__Problem to work on__: Apart from the pictures, every record here must be copied word for word.

Collected data entries
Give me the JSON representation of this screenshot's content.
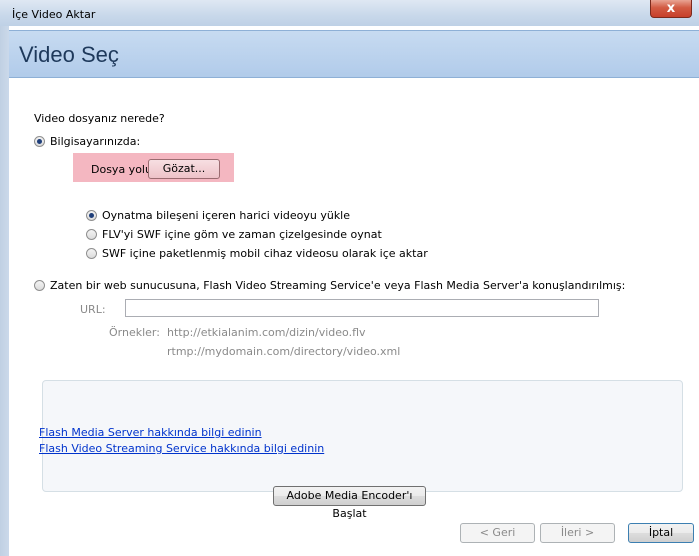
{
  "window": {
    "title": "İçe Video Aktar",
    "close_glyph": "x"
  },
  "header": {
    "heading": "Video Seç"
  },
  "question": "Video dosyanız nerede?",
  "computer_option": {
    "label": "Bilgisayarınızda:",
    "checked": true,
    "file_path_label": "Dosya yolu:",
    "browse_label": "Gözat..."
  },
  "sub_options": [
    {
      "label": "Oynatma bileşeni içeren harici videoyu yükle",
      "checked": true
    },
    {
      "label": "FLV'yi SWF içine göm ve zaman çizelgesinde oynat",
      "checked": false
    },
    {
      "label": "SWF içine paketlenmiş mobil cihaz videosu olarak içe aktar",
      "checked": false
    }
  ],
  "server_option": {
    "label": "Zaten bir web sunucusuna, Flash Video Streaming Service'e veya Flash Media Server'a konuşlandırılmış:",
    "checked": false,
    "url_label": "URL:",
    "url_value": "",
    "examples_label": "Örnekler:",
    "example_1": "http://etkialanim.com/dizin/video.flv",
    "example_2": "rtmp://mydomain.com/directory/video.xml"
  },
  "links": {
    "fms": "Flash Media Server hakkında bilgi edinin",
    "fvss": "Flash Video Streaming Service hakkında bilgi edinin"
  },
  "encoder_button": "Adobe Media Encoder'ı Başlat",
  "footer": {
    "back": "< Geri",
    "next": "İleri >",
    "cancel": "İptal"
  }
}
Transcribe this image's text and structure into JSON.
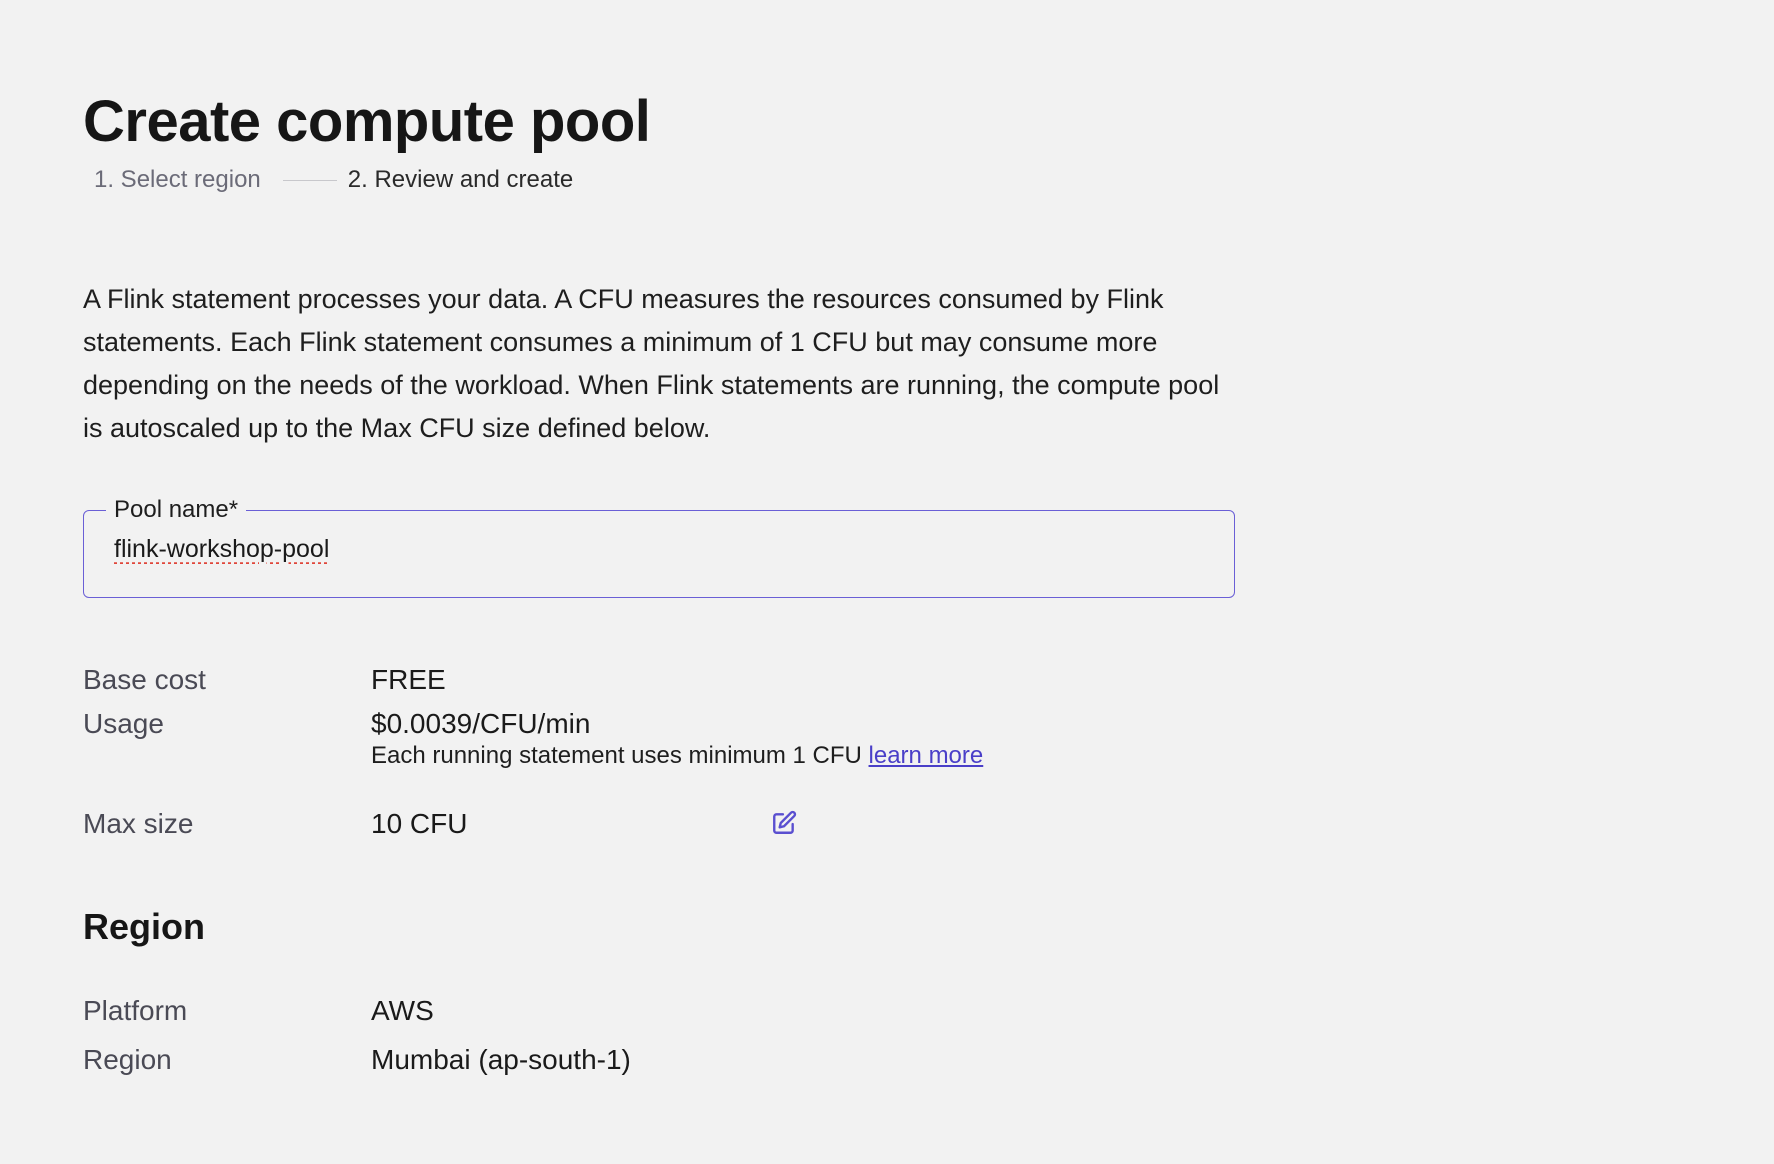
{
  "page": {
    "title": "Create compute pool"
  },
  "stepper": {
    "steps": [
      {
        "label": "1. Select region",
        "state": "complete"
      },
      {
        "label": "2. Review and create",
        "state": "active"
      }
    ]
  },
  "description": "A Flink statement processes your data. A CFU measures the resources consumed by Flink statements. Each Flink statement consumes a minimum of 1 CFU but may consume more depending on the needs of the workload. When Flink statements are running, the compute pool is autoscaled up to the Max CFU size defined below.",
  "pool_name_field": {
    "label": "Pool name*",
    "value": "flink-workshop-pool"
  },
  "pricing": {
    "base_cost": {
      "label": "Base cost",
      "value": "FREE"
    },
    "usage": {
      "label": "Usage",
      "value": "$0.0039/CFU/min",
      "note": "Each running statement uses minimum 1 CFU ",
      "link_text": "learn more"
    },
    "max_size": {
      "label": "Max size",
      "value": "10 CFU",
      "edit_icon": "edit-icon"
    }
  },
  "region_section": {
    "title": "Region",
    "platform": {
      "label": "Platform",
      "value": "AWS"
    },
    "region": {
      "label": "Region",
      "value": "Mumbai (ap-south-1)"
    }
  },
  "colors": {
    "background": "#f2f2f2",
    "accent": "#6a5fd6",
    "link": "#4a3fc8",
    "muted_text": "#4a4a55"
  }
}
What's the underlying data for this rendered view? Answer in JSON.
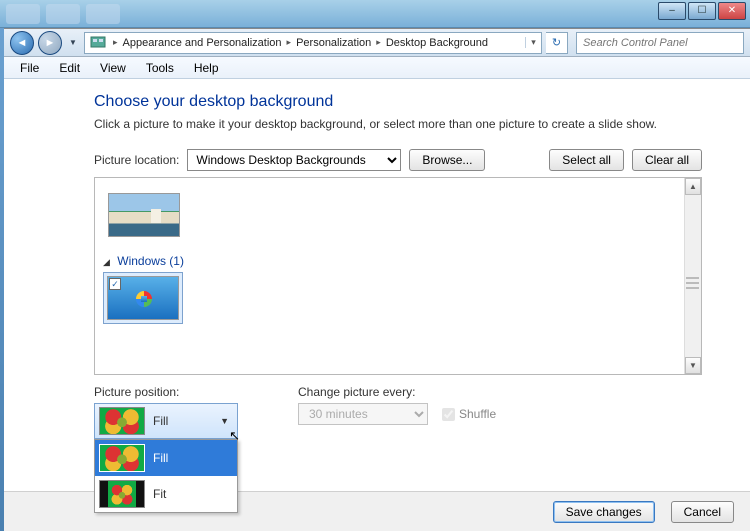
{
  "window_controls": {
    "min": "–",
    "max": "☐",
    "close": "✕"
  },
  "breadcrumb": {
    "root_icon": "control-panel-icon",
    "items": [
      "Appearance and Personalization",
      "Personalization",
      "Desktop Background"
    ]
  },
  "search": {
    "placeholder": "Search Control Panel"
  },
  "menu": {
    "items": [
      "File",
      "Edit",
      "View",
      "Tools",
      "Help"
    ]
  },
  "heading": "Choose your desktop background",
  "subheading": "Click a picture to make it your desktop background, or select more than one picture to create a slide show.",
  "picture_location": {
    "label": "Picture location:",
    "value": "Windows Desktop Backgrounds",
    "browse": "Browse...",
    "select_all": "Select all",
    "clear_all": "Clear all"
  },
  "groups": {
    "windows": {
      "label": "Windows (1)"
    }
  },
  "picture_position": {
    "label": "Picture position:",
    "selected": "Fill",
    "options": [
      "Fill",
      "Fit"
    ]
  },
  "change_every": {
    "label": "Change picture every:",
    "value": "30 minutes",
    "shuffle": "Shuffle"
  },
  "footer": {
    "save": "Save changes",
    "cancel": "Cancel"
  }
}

__The answer__:
Give me the JSON representation of this screenshot's content.
{
  "window": {
    "title": "İçe Video Aktar",
    "close_glyph": "x"
  },
  "header": {
    "heading": "Video Seç"
  },
  "question": "Video dosyanız nerede?",
  "computer_option": {
    "label": "Bilgisayarınızda:",
    "checked": true,
    "file_path_label": "Dosya yolu:",
    "browse_label": "Gözat..."
  },
  "sub_options": [
    {
      "label": "Oynatma bileşeni içeren harici videoyu yükle",
      "checked": true
    },
    {
      "label": "FLV'yi SWF içine göm ve zaman çizelgesinde oynat",
      "checked": false
    },
    {
      "label": "SWF içine paketlenmiş mobil cihaz videosu olarak içe aktar",
      "checked": false
    }
  ],
  "server_option": {
    "label": "Zaten bir web sunucusuna, Flash Video Streaming Service'e veya Flash Media Server'a konuşlandırılmış:",
    "checked": false,
    "url_label": "URL:",
    "url_value": "",
    "examples_label": "Örnekler:",
    "example_1": "http://etkialanim.com/dizin/video.flv",
    "example_2": "rtmp://mydomain.com/directory/video.xml"
  },
  "links": {
    "fms": "Flash Media Server hakkında bilgi edinin",
    "fvss": "Flash Video Streaming Service hakkında bilgi edinin"
  },
  "encoder_button": "Adobe Media Encoder'ı Başlat",
  "footer": {
    "back": "< Geri",
    "next": "İleri >",
    "cancel": "İptal"
  }
}
Transcribe this image's text and structure into JSON.
{
  "page": {
    "title": "Create compute pool"
  },
  "stepper": {
    "steps": [
      {
        "label": "1. Select region",
        "state": "complete"
      },
      {
        "label": "2. Review and create",
        "state": "active"
      }
    ]
  },
  "description": "A Flink statement processes your data. A CFU measures the resources consumed by Flink statements. Each Flink statement consumes a minimum of 1 CFU but may consume more depending on the needs of the workload. When Flink statements are running, the compute pool is autoscaled up to the Max CFU size defined below.",
  "pool_name_field": {
    "label": "Pool name*",
    "value": "flink-workshop-pool"
  },
  "pricing": {
    "base_cost": {
      "label": "Base cost",
      "value": "FREE"
    },
    "usage": {
      "label": "Usage",
      "value": "$0.0039/CFU/min",
      "note": "Each running statement uses minimum 1 CFU ",
      "link_text": "learn more"
    },
    "max_size": {
      "label": "Max size",
      "value": "10 CFU",
      "edit_icon": "edit-icon"
    }
  },
  "region_section": {
    "title": "Region",
    "platform": {
      "label": "Platform",
      "value": "AWS"
    },
    "region": {
      "label": "Region",
      "value": "Mumbai (ap-south-1)"
    }
  },
  "colors": {
    "background": "#f2f2f2",
    "accent": "#6a5fd6",
    "link": "#4a3fc8",
    "muted_text": "#4a4a55"
  }
}
What's the underlying data for this rendered view? Answer in JSON.
{
  "window_controls": {
    "min": "–",
    "max": "☐",
    "close": "✕"
  },
  "breadcrumb": {
    "root_icon": "control-panel-icon",
    "items": [
      "Appearance and Personalization",
      "Personalization",
      "Desktop Background"
    ]
  },
  "search": {
    "placeholder": "Search Control Panel"
  },
  "menu": {
    "items": [
      "File",
      "Edit",
      "View",
      "Tools",
      "Help"
    ]
  },
  "heading": "Choose your desktop background",
  "subheading": "Click a picture to make it your desktop background, or select more than one picture to create a slide show.",
  "picture_location": {
    "label": "Picture location:",
    "value": "Windows Desktop Backgrounds",
    "browse": "Browse...",
    "select_all": "Select all",
    "clear_all": "Clear all"
  },
  "groups": {
    "windows": {
      "label": "Windows (1)"
    }
  },
  "picture_position": {
    "label": "Picture position:",
    "selected": "Fill",
    "options": [
      "Fill",
      "Fit"
    ]
  },
  "change_every": {
    "label": "Change picture every:",
    "value": "30 minutes",
    "shuffle": "Shuffle"
  },
  "footer": {
    "save": "Save changes",
    "cancel": "Cancel"
  }
}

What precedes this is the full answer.